** Opening DATASET block **
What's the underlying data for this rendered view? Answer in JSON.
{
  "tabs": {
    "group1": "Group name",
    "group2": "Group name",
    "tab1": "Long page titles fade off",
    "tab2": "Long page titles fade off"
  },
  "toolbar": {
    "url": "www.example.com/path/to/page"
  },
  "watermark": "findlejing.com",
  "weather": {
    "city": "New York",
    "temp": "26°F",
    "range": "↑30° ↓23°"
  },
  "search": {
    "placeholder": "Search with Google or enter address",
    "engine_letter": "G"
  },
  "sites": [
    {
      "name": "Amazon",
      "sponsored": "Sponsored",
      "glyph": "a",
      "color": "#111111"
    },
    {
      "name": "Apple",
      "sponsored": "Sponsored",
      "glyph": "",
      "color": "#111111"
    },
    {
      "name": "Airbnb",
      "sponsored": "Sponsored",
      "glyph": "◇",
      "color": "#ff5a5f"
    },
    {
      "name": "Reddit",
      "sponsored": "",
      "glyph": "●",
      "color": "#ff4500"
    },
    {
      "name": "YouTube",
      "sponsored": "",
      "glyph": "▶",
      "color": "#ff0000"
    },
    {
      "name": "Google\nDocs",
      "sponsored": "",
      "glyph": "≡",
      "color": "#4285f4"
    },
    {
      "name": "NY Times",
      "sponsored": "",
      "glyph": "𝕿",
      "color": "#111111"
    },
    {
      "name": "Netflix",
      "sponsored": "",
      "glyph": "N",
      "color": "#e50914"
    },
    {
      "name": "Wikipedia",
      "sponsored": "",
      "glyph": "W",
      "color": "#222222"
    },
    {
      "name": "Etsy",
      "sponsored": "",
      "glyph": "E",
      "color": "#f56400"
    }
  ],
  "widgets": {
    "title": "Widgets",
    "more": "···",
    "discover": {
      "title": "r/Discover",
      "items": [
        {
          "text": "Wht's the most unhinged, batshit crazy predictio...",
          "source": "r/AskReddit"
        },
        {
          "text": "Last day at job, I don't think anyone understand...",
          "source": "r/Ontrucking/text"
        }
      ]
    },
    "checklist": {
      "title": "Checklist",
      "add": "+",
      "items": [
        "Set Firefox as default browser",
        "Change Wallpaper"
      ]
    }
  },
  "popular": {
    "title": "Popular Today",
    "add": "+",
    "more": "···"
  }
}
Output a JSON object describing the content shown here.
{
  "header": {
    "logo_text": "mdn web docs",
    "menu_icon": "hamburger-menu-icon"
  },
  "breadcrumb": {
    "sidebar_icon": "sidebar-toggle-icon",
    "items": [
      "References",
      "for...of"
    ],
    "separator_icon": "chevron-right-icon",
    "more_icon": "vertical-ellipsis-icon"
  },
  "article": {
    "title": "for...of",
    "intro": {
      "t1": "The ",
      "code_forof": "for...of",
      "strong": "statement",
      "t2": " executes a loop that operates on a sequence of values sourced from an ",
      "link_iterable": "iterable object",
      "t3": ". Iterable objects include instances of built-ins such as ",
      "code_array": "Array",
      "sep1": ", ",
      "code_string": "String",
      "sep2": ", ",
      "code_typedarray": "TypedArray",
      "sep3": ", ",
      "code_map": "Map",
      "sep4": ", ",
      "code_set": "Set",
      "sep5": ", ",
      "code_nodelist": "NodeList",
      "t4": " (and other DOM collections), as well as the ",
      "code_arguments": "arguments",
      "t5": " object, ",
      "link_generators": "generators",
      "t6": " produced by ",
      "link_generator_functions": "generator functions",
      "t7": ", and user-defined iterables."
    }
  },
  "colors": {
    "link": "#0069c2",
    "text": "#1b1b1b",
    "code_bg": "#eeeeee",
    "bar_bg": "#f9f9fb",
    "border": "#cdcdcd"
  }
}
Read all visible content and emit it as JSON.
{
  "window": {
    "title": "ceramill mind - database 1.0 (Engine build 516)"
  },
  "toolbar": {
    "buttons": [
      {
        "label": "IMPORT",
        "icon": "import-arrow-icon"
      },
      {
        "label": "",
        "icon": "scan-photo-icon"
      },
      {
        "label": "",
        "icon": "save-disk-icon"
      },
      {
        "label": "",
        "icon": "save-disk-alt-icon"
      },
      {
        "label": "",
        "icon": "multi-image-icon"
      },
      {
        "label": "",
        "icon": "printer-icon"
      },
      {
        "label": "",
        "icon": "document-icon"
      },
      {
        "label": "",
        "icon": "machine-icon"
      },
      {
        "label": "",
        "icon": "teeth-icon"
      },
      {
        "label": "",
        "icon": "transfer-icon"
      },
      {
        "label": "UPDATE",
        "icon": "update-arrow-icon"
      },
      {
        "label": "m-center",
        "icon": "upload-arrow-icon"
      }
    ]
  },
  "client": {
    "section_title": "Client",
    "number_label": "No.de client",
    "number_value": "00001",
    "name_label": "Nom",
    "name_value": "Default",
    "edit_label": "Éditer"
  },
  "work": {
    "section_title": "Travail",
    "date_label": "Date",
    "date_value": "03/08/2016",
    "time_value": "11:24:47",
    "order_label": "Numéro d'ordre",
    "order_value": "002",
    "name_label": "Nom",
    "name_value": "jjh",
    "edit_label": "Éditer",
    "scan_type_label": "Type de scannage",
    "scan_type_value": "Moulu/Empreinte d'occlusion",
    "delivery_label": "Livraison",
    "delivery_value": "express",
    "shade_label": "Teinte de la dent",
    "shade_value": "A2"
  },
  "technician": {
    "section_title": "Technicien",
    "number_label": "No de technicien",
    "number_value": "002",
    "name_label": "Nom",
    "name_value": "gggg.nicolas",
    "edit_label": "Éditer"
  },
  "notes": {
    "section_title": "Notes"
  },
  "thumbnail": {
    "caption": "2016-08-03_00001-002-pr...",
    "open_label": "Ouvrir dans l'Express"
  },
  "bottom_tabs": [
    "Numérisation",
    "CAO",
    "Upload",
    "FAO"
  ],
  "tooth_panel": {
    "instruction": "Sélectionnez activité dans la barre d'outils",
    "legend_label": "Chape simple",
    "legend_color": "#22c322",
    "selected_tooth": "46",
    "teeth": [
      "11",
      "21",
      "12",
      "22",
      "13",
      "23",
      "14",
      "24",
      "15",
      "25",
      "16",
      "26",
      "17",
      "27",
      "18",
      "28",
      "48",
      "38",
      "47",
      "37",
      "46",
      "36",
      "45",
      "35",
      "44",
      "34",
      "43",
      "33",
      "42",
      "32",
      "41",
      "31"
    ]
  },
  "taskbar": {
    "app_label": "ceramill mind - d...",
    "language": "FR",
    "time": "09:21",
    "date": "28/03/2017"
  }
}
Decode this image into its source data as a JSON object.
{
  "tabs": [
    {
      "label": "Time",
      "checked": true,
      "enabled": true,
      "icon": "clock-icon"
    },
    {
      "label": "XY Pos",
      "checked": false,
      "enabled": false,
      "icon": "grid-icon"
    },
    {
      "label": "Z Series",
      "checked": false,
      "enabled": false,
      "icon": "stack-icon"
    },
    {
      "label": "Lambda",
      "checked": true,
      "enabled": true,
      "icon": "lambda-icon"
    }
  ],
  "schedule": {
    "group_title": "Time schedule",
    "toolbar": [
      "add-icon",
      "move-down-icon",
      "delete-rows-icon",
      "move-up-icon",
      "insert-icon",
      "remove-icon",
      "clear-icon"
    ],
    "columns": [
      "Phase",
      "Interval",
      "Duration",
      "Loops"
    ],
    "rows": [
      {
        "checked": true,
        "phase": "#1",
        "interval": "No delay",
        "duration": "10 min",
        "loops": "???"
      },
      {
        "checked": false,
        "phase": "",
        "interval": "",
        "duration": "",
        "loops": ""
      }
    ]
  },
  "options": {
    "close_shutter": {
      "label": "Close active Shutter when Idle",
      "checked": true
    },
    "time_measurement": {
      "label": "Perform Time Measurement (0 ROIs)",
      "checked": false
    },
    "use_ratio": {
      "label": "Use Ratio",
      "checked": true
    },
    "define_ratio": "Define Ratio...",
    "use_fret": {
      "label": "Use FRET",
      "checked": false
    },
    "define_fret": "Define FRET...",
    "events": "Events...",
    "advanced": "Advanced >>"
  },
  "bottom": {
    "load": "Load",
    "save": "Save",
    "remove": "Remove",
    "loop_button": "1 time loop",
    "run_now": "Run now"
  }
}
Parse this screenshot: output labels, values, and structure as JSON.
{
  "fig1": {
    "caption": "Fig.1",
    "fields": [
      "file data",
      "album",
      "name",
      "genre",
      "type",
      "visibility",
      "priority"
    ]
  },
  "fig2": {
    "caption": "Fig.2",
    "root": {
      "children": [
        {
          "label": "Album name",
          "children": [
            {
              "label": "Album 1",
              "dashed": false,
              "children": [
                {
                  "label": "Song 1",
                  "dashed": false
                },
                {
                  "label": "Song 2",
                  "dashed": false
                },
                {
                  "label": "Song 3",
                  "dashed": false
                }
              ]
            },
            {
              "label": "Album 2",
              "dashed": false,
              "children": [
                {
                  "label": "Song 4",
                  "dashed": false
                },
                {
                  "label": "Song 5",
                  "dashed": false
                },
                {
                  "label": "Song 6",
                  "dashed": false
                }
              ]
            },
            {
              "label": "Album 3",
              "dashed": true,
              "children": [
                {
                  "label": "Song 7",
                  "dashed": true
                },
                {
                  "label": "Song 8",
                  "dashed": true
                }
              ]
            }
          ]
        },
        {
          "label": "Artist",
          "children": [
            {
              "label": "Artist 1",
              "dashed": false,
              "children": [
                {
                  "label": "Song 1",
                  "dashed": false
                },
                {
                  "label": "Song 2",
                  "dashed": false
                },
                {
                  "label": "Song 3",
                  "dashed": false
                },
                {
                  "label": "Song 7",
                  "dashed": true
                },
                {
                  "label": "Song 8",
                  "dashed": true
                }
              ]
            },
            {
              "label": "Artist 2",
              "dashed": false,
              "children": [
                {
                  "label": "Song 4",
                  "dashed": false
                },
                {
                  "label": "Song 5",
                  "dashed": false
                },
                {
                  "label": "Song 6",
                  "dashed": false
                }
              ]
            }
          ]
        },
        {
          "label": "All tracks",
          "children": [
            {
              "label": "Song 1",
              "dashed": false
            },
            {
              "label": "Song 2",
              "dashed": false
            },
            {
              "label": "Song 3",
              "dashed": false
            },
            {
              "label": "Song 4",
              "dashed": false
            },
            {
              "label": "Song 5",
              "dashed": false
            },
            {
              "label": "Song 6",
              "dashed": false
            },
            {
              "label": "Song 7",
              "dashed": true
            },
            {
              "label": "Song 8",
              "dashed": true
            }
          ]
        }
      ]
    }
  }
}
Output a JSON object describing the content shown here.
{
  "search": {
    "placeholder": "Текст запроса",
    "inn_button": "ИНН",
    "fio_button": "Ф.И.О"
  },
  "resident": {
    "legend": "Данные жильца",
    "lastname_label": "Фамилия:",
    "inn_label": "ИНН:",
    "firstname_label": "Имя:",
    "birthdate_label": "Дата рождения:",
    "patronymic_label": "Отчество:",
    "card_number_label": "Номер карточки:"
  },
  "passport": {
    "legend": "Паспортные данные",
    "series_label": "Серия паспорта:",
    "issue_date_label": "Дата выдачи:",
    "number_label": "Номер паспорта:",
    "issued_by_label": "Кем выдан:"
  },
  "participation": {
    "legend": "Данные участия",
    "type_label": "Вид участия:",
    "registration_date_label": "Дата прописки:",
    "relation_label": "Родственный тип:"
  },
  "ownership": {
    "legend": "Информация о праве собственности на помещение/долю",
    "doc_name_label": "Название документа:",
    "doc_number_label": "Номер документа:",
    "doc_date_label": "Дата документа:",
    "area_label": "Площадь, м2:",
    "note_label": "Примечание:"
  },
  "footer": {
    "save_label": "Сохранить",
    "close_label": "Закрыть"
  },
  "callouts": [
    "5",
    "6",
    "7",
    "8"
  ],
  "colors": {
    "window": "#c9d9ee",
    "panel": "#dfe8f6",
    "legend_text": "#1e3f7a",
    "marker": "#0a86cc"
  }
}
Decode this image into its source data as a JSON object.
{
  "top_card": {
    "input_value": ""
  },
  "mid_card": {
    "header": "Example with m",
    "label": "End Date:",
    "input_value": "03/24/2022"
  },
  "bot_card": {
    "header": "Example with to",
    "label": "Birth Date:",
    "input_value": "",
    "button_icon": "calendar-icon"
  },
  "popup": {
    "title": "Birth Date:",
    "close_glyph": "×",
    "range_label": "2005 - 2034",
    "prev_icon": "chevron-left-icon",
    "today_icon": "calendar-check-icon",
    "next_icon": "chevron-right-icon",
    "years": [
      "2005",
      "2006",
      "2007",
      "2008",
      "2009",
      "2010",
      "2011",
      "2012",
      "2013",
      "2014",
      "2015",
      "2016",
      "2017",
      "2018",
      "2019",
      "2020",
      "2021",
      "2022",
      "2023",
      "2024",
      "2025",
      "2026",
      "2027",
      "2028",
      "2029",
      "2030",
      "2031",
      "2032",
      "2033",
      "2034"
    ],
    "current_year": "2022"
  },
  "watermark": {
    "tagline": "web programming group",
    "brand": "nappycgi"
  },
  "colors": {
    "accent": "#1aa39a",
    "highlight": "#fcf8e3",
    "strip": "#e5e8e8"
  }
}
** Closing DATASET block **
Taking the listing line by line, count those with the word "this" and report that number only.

4